#### DATA TO USE ####

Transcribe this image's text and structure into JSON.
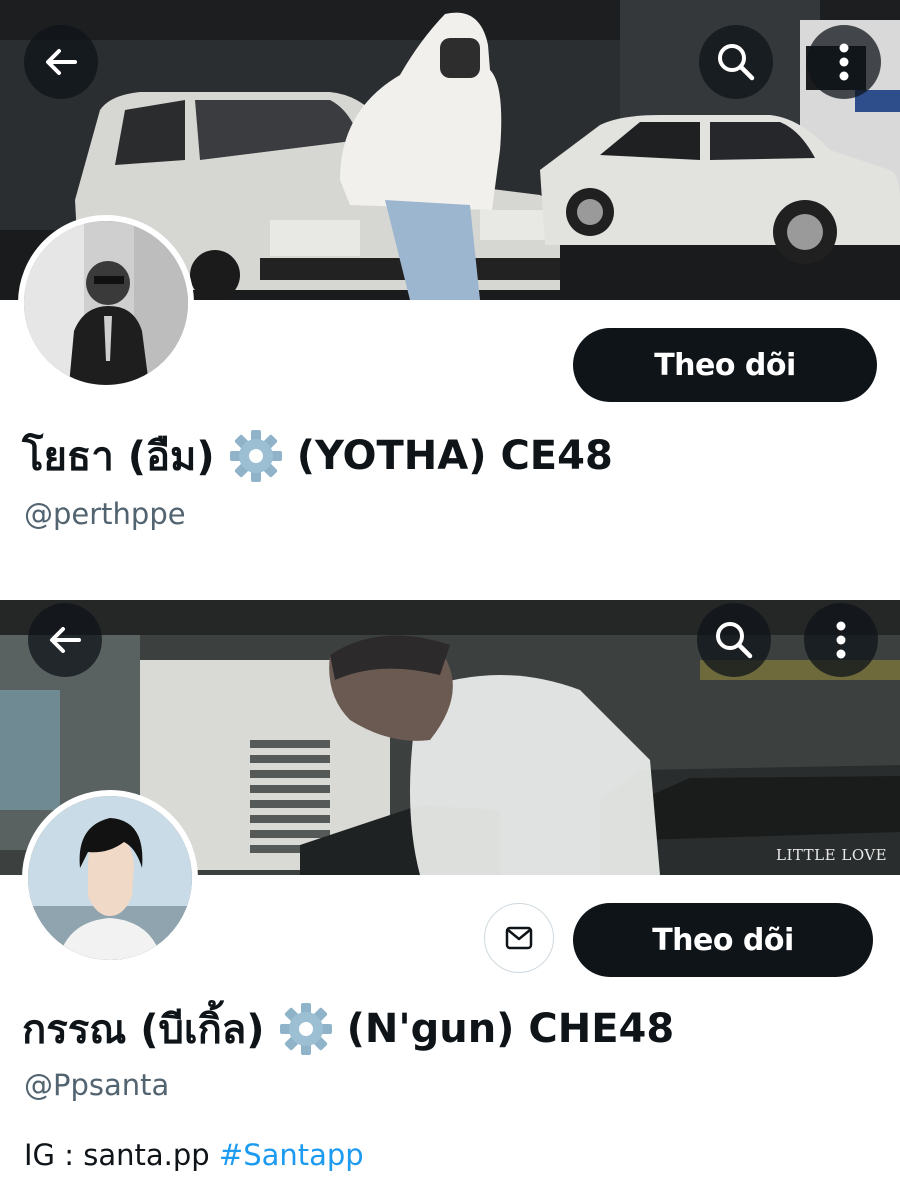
{
  "profiles": [
    {
      "display_name": "โยธา (อืม)",
      "display_name_suffix": "(YOTHA) CE48",
      "badge_icon": "gear-emoji-icon",
      "handle": "@perthppe",
      "follow_label": "Theo dõi",
      "icons": [
        "back-arrow-icon",
        "search-icon",
        "more-vertical-icon"
      ]
    },
    {
      "display_name": "กรรณ (บีเกิ้ล)",
      "display_name_suffix": "(N'gun) CHE48",
      "badge_icon": "gear-emoji-icon",
      "handle": "@Ppsanta",
      "follow_label": "Theo dõi",
      "message_icon": "envelope-icon",
      "bio_prefix": "IG : santa.pp",
      "bio_hashtag": "#Santapp",
      "banner_watermark": "LITTLE LOVE",
      "icons": [
        "back-arrow-icon",
        "search-icon",
        "more-vertical-icon"
      ]
    }
  ],
  "colors": {
    "button_dark": "#0f1419",
    "handle_gray": "#536471",
    "hashtag_blue": "#1d9bf0",
    "border_light": "#cfd9de"
  }
}
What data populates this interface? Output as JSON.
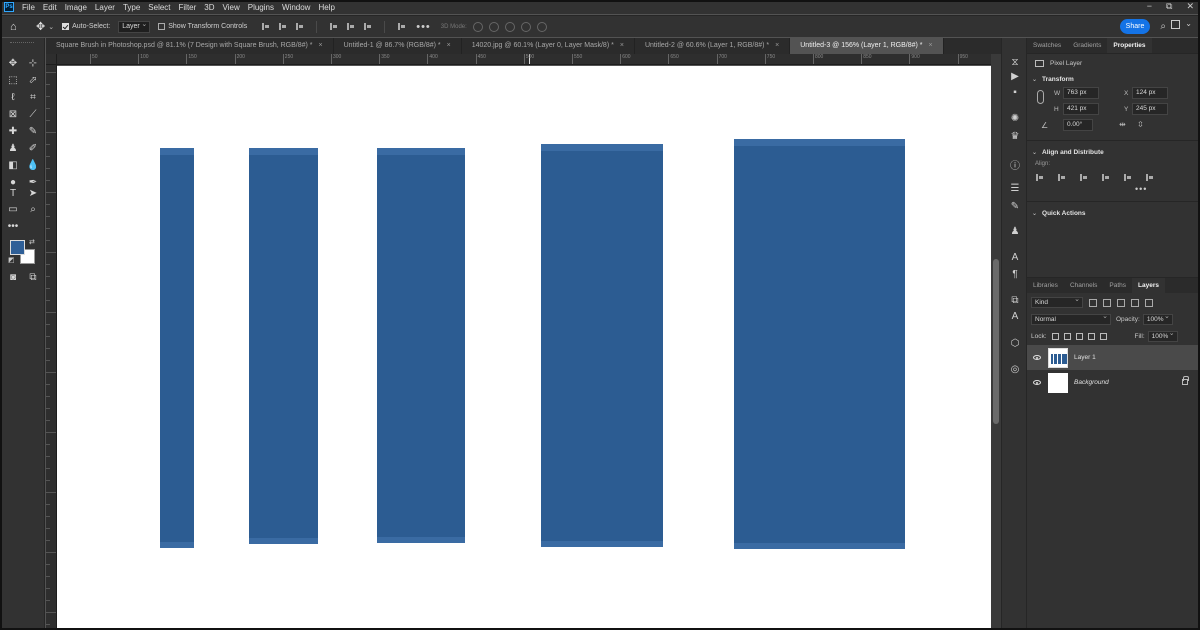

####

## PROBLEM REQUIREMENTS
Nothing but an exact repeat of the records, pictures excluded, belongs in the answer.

## RESPONSE TO THIS TASK
Transcribe this image's text and structure into JSON.
{
  "profiles": [
    {
      "display_name": "โยธา (อืม)",
      "display_name_suffix": "(YOTHA) CE48",
      "badge_icon": "gear-emoji-icon",
      "handle": "@perthppe",
      "follow_label": "Theo dõi",
      "icons": [
        "back-arrow-icon",
        "search-icon",
        "more-vertical-icon"
      ]
    },
    {
      "display_name": "กรรณ (บีเกิ้ล)",
      "display_name_suffix": "(N'gun) CHE48",
      "badge_icon": "gear-emoji-icon",
      "handle": "@Ppsanta",
      "follow_label": "Theo dõi",
      "message_icon": "envelope-icon",
      "bio_prefix": "IG : santa.pp",
      "bio_hashtag": "#Santapp",
      "banner_watermark": "LITTLE LOVE",
      "icons": [
        "back-arrow-icon",
        "search-icon",
        "more-vertical-icon"
      ]
    }
  ],
  "colors": {
    "button_dark": "#0f1419",
    "handle_gray": "#536471",
    "hashtag_blue": "#1d9bf0",
    "border_light": "#cfd9de"
  }
}
What data populates this interface? Output as JSON.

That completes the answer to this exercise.